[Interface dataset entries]

★ ★ ★

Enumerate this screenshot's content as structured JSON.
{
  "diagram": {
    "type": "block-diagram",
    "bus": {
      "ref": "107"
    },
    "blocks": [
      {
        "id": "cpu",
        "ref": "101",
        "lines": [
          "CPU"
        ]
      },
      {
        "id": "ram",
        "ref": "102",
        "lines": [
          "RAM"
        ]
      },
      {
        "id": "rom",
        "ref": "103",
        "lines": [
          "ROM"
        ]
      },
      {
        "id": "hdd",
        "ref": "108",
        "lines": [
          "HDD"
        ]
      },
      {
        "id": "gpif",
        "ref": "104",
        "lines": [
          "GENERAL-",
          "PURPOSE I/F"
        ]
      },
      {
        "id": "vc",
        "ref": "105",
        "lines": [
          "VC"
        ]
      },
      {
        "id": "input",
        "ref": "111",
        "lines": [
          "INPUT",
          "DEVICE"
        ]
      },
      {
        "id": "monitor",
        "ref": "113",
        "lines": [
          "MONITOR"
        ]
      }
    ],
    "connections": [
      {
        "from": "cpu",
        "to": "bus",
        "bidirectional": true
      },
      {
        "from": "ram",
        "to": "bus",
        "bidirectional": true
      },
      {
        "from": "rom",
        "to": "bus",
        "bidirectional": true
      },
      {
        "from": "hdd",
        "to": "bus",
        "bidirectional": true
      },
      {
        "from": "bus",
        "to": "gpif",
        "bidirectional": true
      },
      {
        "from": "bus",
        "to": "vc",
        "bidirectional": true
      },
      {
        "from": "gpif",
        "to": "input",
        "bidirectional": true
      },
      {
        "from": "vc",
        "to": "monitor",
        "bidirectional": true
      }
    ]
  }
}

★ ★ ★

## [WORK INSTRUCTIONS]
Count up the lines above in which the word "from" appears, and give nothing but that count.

## [RESPONSE FOR THIS EXERCISE]
8